How to get available disk space on Unix/Linux OS, including unallocated space (which wasn't assigned to any partitions)?
On Linux the free space can hide in multitude of places:
Free file system space (the most obvious):
for dev in /dev/sd?; do parted "$dev" print; done
for dev in /dev/sd?; do fdisk -l "$dev"; done
and carefully study how much space is between the partitions, and between partitions and end of the device
Free space in LVM system:
physical volume can use less space than the size of partition, so compare its size to partition size
Space unassigned to partition in MD system:
for dev in /dev/md*; do mdadm --detail "$dev"; done

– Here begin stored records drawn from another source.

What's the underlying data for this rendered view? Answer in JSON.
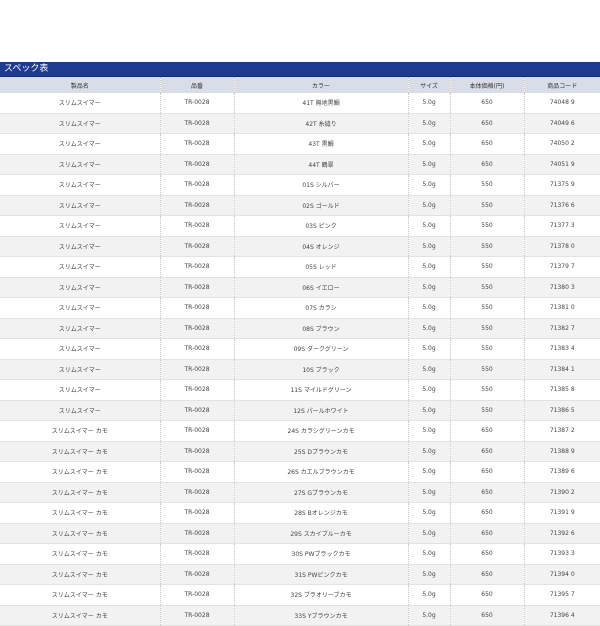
{
  "title": "スペック表",
  "headers": [
    "製品名",
    "品番",
    "カラー",
    "サイズ",
    "本体価格(円)",
    "商品コード"
  ],
  "rows": [
    [
      "スリムスイマー",
      "TR-0028",
      "41T 無地黒鯛",
      "5.0g",
      "650",
      "74048 9"
    ],
    [
      "スリムスイマー",
      "TR-0028",
      "42T 糸縫り",
      "5.0g",
      "650",
      "74049 6"
    ],
    [
      "スリムスイマー",
      "TR-0028",
      "43T 黒鯛",
      "5.0g",
      "650",
      "74050 2"
    ],
    [
      "スリムスイマー",
      "TR-0028",
      "44T 鶴翠",
      "5.0g",
      "650",
      "74051 9"
    ],
    [
      "スリムスイマー",
      "TR-0028",
      "01S シルバー",
      "5.0g",
      "550",
      "71375 9"
    ],
    [
      "スリムスイマー",
      "TR-0028",
      "02S ゴールド",
      "5.0g",
      "550",
      "71376 6"
    ],
    [
      "スリムスイマー",
      "TR-0028",
      "03S ピンク",
      "5.0g",
      "550",
      "71377 3"
    ],
    [
      "スリムスイマー",
      "TR-0028",
      "04S オレンジ",
      "5.0g",
      "550",
      "71378 0"
    ],
    [
      "スリムスイマー",
      "TR-0028",
      "05S レッド",
      "5.0g",
      "550",
      "71379 7"
    ],
    [
      "スリムスイマー",
      "TR-0028",
      "06S イエロー",
      "5.0g",
      "550",
      "71380 3"
    ],
    [
      "スリムスイマー",
      "TR-0028",
      "07S カラシ",
      "5.0g",
      "550",
      "71381 0"
    ],
    [
      "スリムスイマー",
      "TR-0028",
      "08S ブラウン",
      "5.0g",
      "550",
      "71382 7"
    ],
    [
      "スリムスイマー",
      "TR-0028",
      "09S ダークグリーン",
      "5.0g",
      "550",
      "71383 4"
    ],
    [
      "スリムスイマー",
      "TR-0028",
      "10S ブラック",
      "5.0g",
      "550",
      "71384 1"
    ],
    [
      "スリムスイマー",
      "TR-0028",
      "11S マイルドグリーン",
      "5.0g",
      "550",
      "71385 8"
    ],
    [
      "スリムスイマー",
      "TR-0028",
      "12S パールホワイト",
      "5.0g",
      "550",
      "71386 5"
    ],
    [
      "スリムスイマー カモ",
      "TR-0028",
      "24S カラシグリーンカモ",
      "5.0g",
      "650",
      "71387 2"
    ],
    [
      "スリムスイマー カモ",
      "TR-0028",
      "25S Dブラウンカモ",
      "5.0g",
      "650",
      "71388 9"
    ],
    [
      "スリムスイマー カモ",
      "TR-0028",
      "26S カエルブラウンカモ",
      "5.0g",
      "650",
      "71389 6"
    ],
    [
      "スリムスイマー カモ",
      "TR-0028",
      "27S Gブラウンカモ",
      "5.0g",
      "650",
      "71390 2"
    ],
    [
      "スリムスイマー カモ",
      "TR-0028",
      "28S Bオレンジカモ",
      "5.0g",
      "650",
      "71391 9"
    ],
    [
      "スリムスイマー カモ",
      "TR-0028",
      "29S スカイブルーカモ",
      "5.0g",
      "650",
      "71392 6"
    ],
    [
      "スリムスイマー カモ",
      "TR-0028",
      "30S PWブラックカモ",
      "5.0g",
      "650",
      "71393 3"
    ],
    [
      "スリムスイマー カモ",
      "TR-0028",
      "31S PWピンクカモ",
      "5.0g",
      "650",
      "71394 0"
    ],
    [
      "スリムスイマー カモ",
      "TR-0028",
      "32S ブラオリーブカモ",
      "5.0g",
      "650",
      "71395 7"
    ],
    [
      "スリムスイマー カモ",
      "TR-0028",
      "33S Yブラウンカモ",
      "5.0g",
      "650",
      "71396 4"
    ]
  ],
  "colors": {
    "title_bar": "#1f3b8f",
    "header_bg": "#d9dde8",
    "stripe": "#f2f2f2"
  }
}
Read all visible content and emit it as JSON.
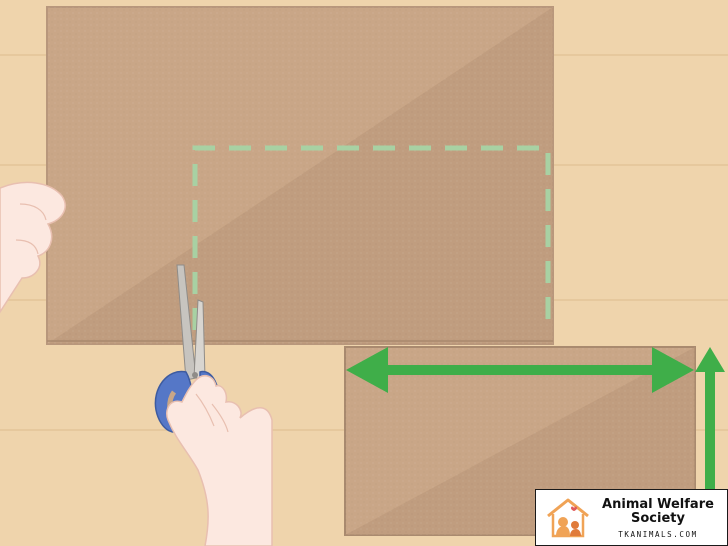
{
  "colors": {
    "background": "#efd4ac",
    "board_stripe": "#e6c89d",
    "cardboard": "#c9a687",
    "cardboard_dark": "#bb977a",
    "cut_line": "#a8d1a3",
    "arrow": "#3fae49",
    "skin": "#fce8e0",
    "scissors_handle": "#5577c7",
    "logo_orange": "#f0a356"
  },
  "icons": {
    "scissors": "scissors-icon",
    "hand": "hand-icon",
    "arrow_horizontal": "double-arrow-horizontal-icon",
    "arrow_vertical": "arrow-up-icon",
    "logo": "house-animals-logo-icon"
  },
  "watermark": {
    "title_line1": "Animal Welfare",
    "title_line2": "Society",
    "url": "TKANIMALS.COM"
  }
}
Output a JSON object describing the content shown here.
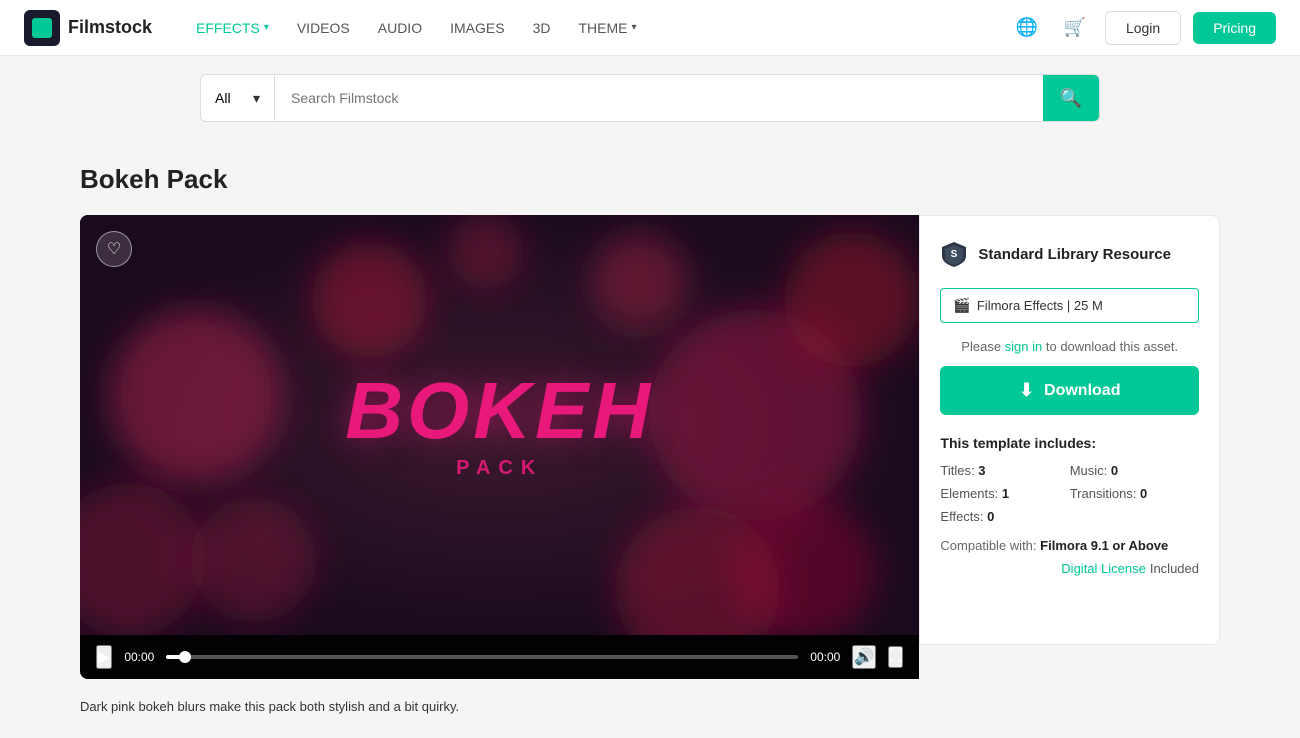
{
  "header": {
    "logo_text": "Filmstock",
    "nav": [
      {
        "label": "EFFECTS",
        "active": true,
        "has_chevron": true
      },
      {
        "label": "VIDEOS",
        "active": false,
        "has_chevron": false
      },
      {
        "label": "AUDIO",
        "active": false,
        "has_chevron": false
      },
      {
        "label": "IMAGES",
        "active": false,
        "has_chevron": false
      },
      {
        "label": "3D",
        "active": false,
        "has_chevron": false
      },
      {
        "label": "THEME",
        "active": false,
        "has_chevron": true
      }
    ],
    "login_label": "Login",
    "pricing_label": "Pricing"
  },
  "search": {
    "type_default": "All",
    "placeholder": "Search Filmstock"
  },
  "page": {
    "title": "Bokeh Pack"
  },
  "video": {
    "title_text": "BOKEH",
    "subtitle_text": "PACK",
    "time_current": "00:00",
    "time_total": "00:00"
  },
  "sidebar": {
    "resource_badge": "Standard Library Resource",
    "file_tag": "Filmora Effects | 25 M",
    "signin_note_pre": "Please ",
    "signin_link": "sign in",
    "signin_note_post": " to download this asset.",
    "download_label": "Download",
    "includes_title": "This template includes:",
    "titles_label": "Titles:",
    "titles_value": "3",
    "music_label": "Music:",
    "music_value": "0",
    "elements_label": "Elements:",
    "elements_value": "1",
    "transitions_label": "Transitions:",
    "transitions_value": "0",
    "effects_label": "Effects:",
    "effects_value": "0",
    "compat_pre": "Compatible with:",
    "compat_value": "Filmora 9.1 or Above",
    "license_link": "Digital License",
    "license_post": "Included"
  },
  "description": {
    "text": "Dark pink bokeh blurs make this pack both stylish and a bit quirky."
  }
}
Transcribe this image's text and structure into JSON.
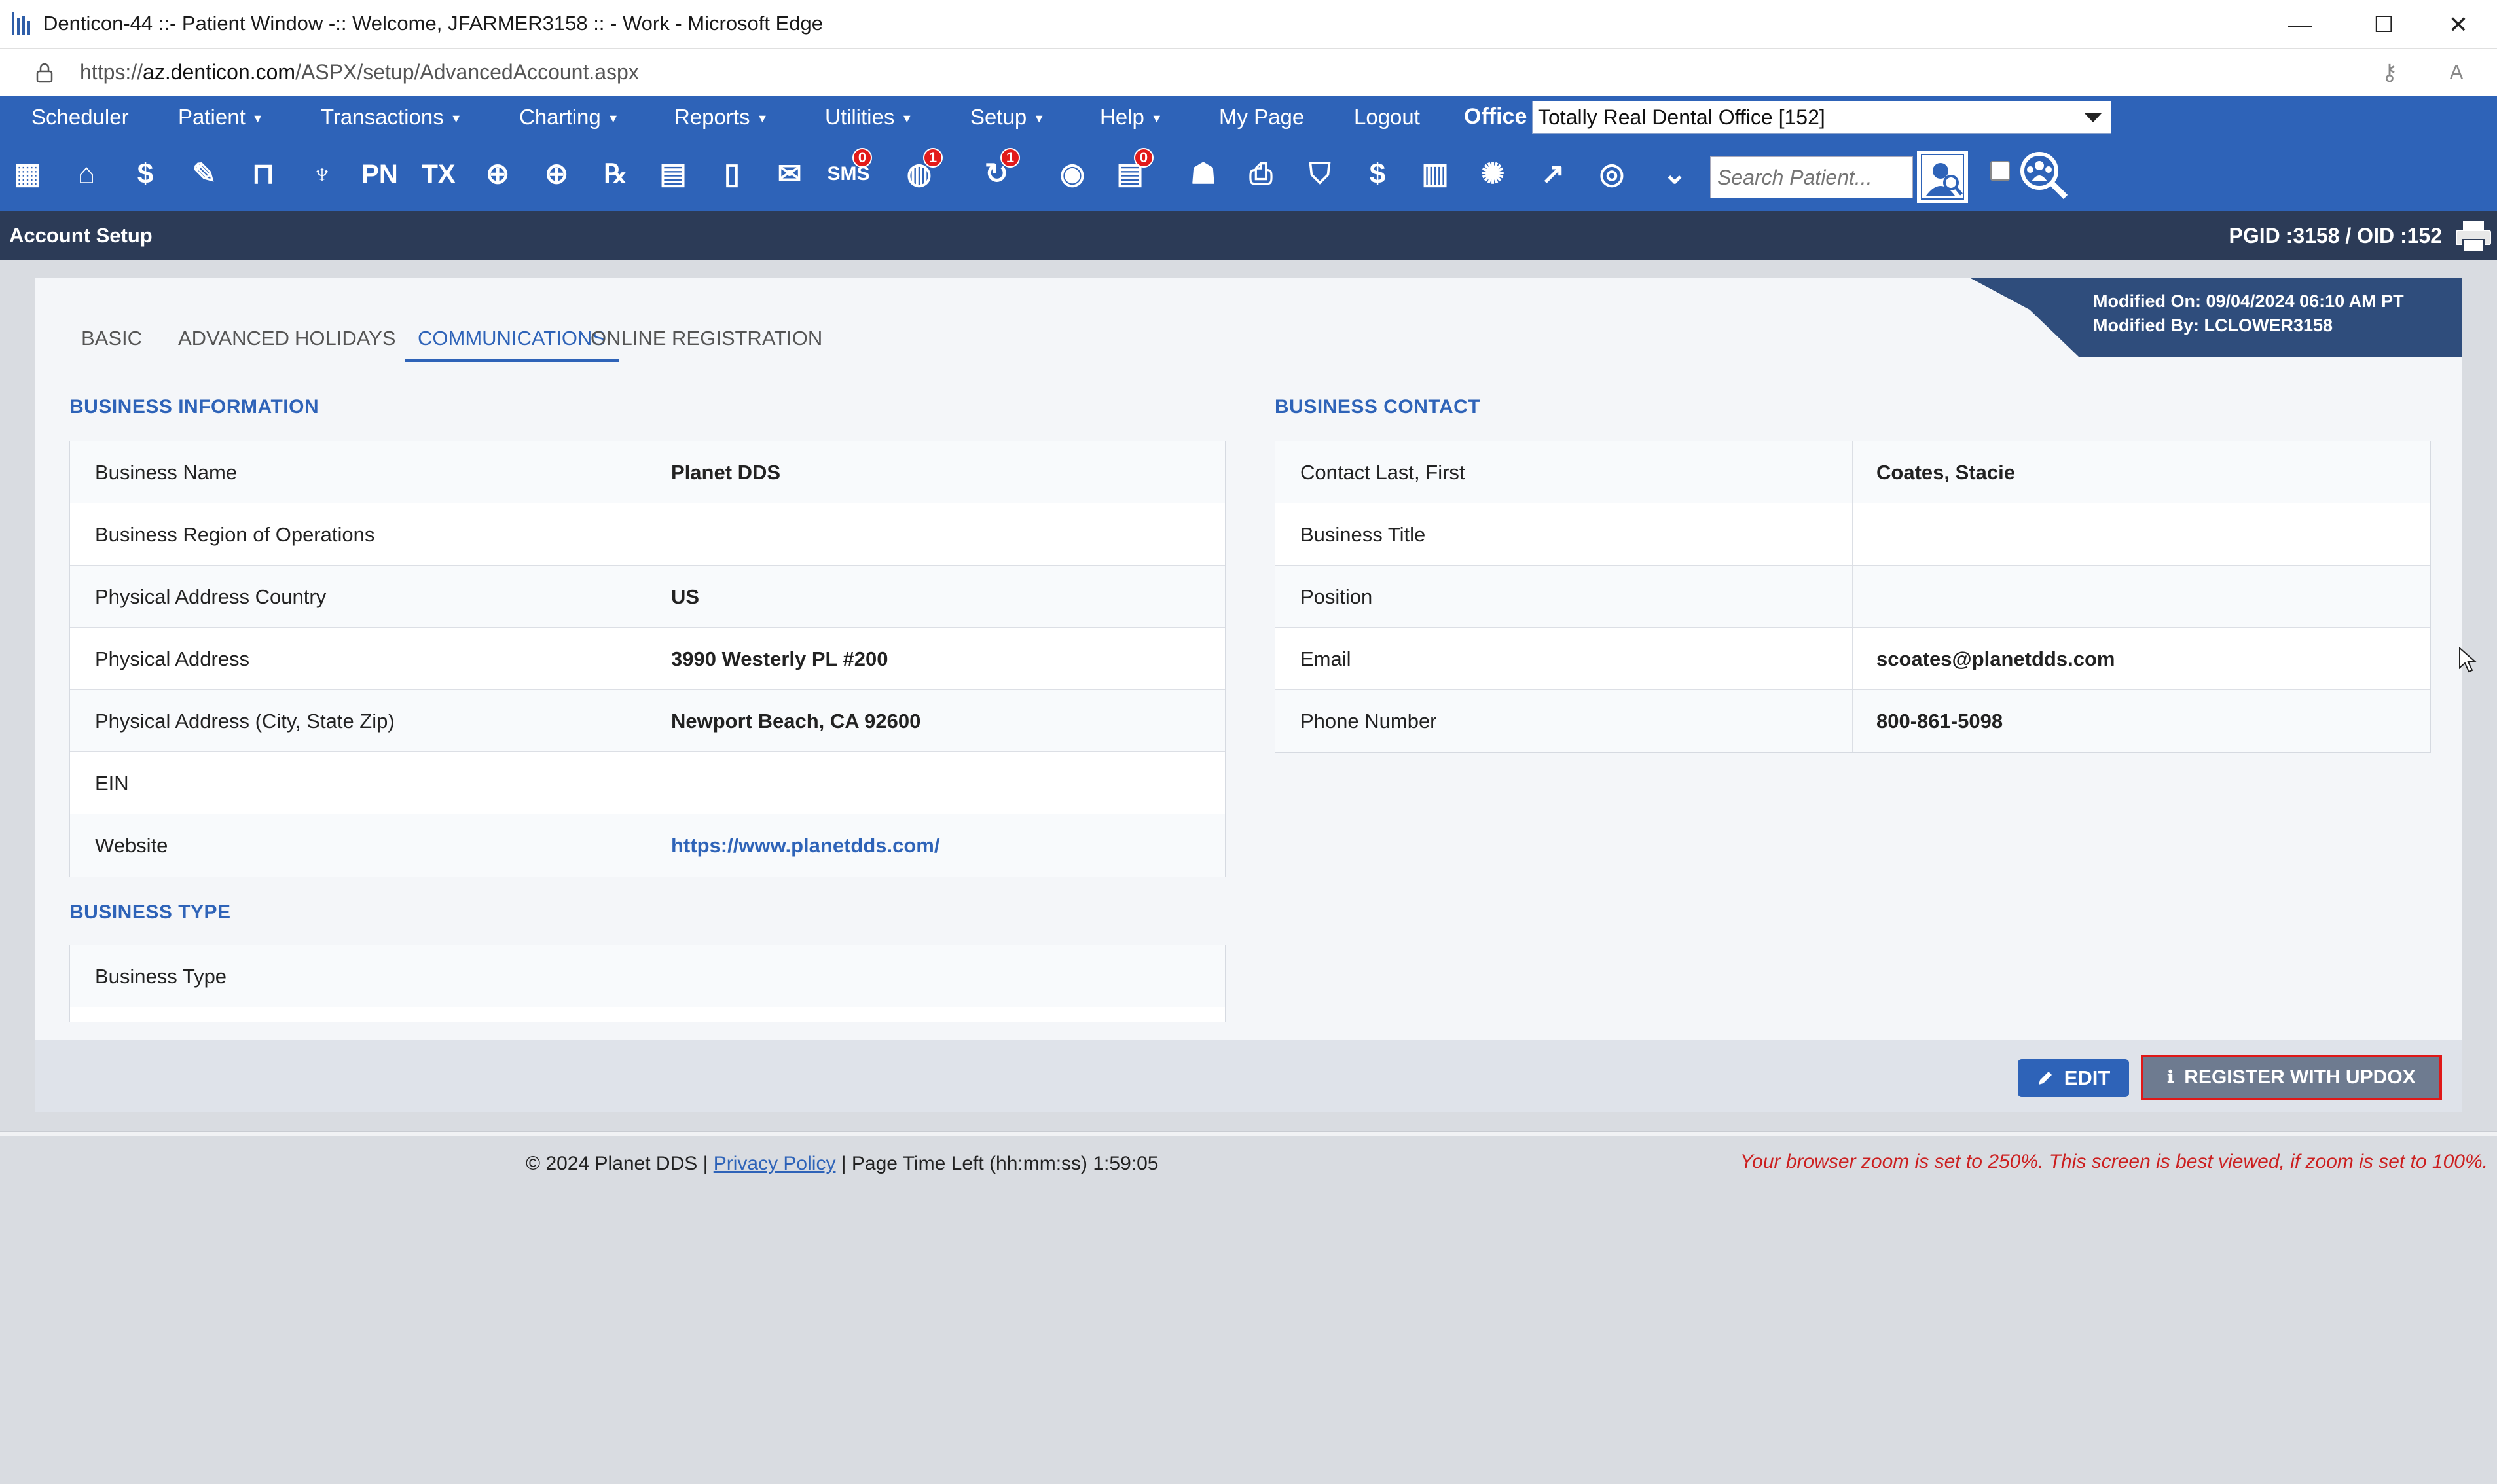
{
  "window": {
    "title": "Denticon-44 ::- Patient Window -:: Welcome, JFARMER3158 :: - Work - Microsoft Edge",
    "minimize": "—",
    "maximize": "☐",
    "close": "✕"
  },
  "address": {
    "url_prefix": "https://",
    "url_host": "az.denticon.com",
    "url_path": "/ASPX/setup/AdvancedAccount.aspx"
  },
  "menu": {
    "items": [
      {
        "label": "Scheduler",
        "caret": false
      },
      {
        "label": "Patient",
        "caret": true
      },
      {
        "label": "Transactions",
        "caret": true
      },
      {
        "label": "Charting",
        "caret": true
      },
      {
        "label": "Reports",
        "caret": true
      },
      {
        "label": "Utilities",
        "caret": true
      },
      {
        "label": "Setup",
        "caret": true
      },
      {
        "label": "Help",
        "caret": true
      },
      {
        "label": "My Page",
        "caret": false
      },
      {
        "label": "Logout",
        "caret": false
      }
    ],
    "office_label": "Office",
    "office_value": "Totally Real Dental Office [152]"
  },
  "toolbar": {
    "icons": [
      {
        "name": "calendar-icon"
      },
      {
        "name": "home-icon"
      },
      {
        "name": "dollar-icon"
      },
      {
        "name": "notes-edit-icon"
      },
      {
        "name": "tooth-chart-icon"
      },
      {
        "name": "tooth-icon"
      },
      {
        "name": "progress-notes-icon",
        "text": "PN"
      },
      {
        "name": "treatment-icon",
        "text": "TX"
      },
      {
        "name": "add-patient-icon"
      },
      {
        "name": "add-family-icon"
      },
      {
        "name": "prescription-icon",
        "text": "℞"
      },
      {
        "name": "message-icon"
      },
      {
        "name": "document-icon"
      },
      {
        "name": "mail-icon"
      },
      {
        "name": "sms-icon",
        "text": "SMS",
        "badge": "0"
      },
      {
        "name": "web-icon",
        "badge": "1"
      },
      {
        "name": "recall-icon",
        "badge": "1"
      },
      {
        "name": "web-forms-icon"
      },
      {
        "name": "forms-icon",
        "badge": "0"
      },
      {
        "name": "family-icon"
      },
      {
        "name": "print-icon"
      },
      {
        "name": "insurance-icon"
      },
      {
        "name": "claims-icon"
      },
      {
        "name": "ledger-icon"
      },
      {
        "name": "network-icon"
      },
      {
        "name": "chart-line-icon"
      },
      {
        "name": "portal-icon"
      },
      {
        "name": "collapse-icon"
      }
    ],
    "search_placeholder": "Search Patient..."
  },
  "section": {
    "title": "Account Setup",
    "ids": "PGID :3158  /  OID :152"
  },
  "modified": {
    "on": "Modified On: 09/04/2024 06:10 AM PT",
    "by": "Modified By: LCLOWER3158"
  },
  "tabs": [
    "BASIC",
    "ADVANCED",
    "HOLIDAYS",
    "COMMUNICATIONS",
    "ONLINE REGISTRATION"
  ],
  "active_tab": "COMMUNICATIONS",
  "business_info": {
    "heading": "BUSINESS INFORMATION",
    "rows": [
      {
        "label": "Business Name",
        "value": "Planet DDS"
      },
      {
        "label": "Business Region of Operations",
        "value": ""
      },
      {
        "label": "Physical Address Country",
        "value": "US"
      },
      {
        "label": "Physical Address",
        "value": "3990 Westerly PL #200"
      },
      {
        "label": "Physical Address (City, State Zip)",
        "value": "Newport Beach, CA 92600"
      },
      {
        "label": "EIN",
        "value": ""
      },
      {
        "label": "Website",
        "value": "https://www.planetdds.com/",
        "link": true
      }
    ]
  },
  "business_contact": {
    "heading": "BUSINESS CONTACT",
    "rows": [
      {
        "label": "Contact Last, First",
        "value": "Coates, Stacie"
      },
      {
        "label": "Business Title",
        "value": ""
      },
      {
        "label": "Position",
        "value": ""
      },
      {
        "label": "Email",
        "value": "scoates@planetdds.com"
      },
      {
        "label": "Phone Number",
        "value": "800-861-5098"
      }
    ]
  },
  "business_type": {
    "heading": "BUSINESS TYPE",
    "rows": [
      {
        "label": "Business Type",
        "value": ""
      }
    ]
  },
  "buttons": {
    "edit": "EDIT",
    "register": "REGISTER WITH UPDOX"
  },
  "footer": {
    "copyright": "© 2024 Planet DDS |",
    "privacy": "Privacy Policy",
    "time_left": "|  Page Time Left (hh:mm:ss) 1:59:05",
    "zoom_warning": "Your browser zoom is set to 250%. This screen is best viewed, if zoom is set to 100%."
  }
}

You'll need to compare the "Used Dev size" with partition size
File systems can be smaller than the volume they're on (thanks @PaulGear!). You should compare the size of LVM Logical Volume, MD RAID device, partition or some other device the file system resides on with the size of file system (as returned by
If you have more than one disk or LVM volume group and relatively new distribution, you may use
lsblk to show a tree of block devices together with mountpoints.
NOTE: There's also the difference between marketing GB (which is 10^9B) and OS or engineering GB (which is 2^30B and should be written GiB to differentiate between the two). 40GB is around 37.25GiB. All of the above tools except
parted use binary gigabytes as default units. Add
unit MiB to parted command, before
It sounds like perhaps the desire is for a tool such as partitionmanager, or gparted.
cfdisk will also show unallocated space on a disk by disk basis:
Specify the appropriate device - sda, sdb, sdc etc.
fdisk -l *
Above link have some more description on what you are after
http://www.computerhope.com/unix/udf.htm Hope this helps
You can see the partitions with "df -h". For the rest you can use "parted discname" and then "print".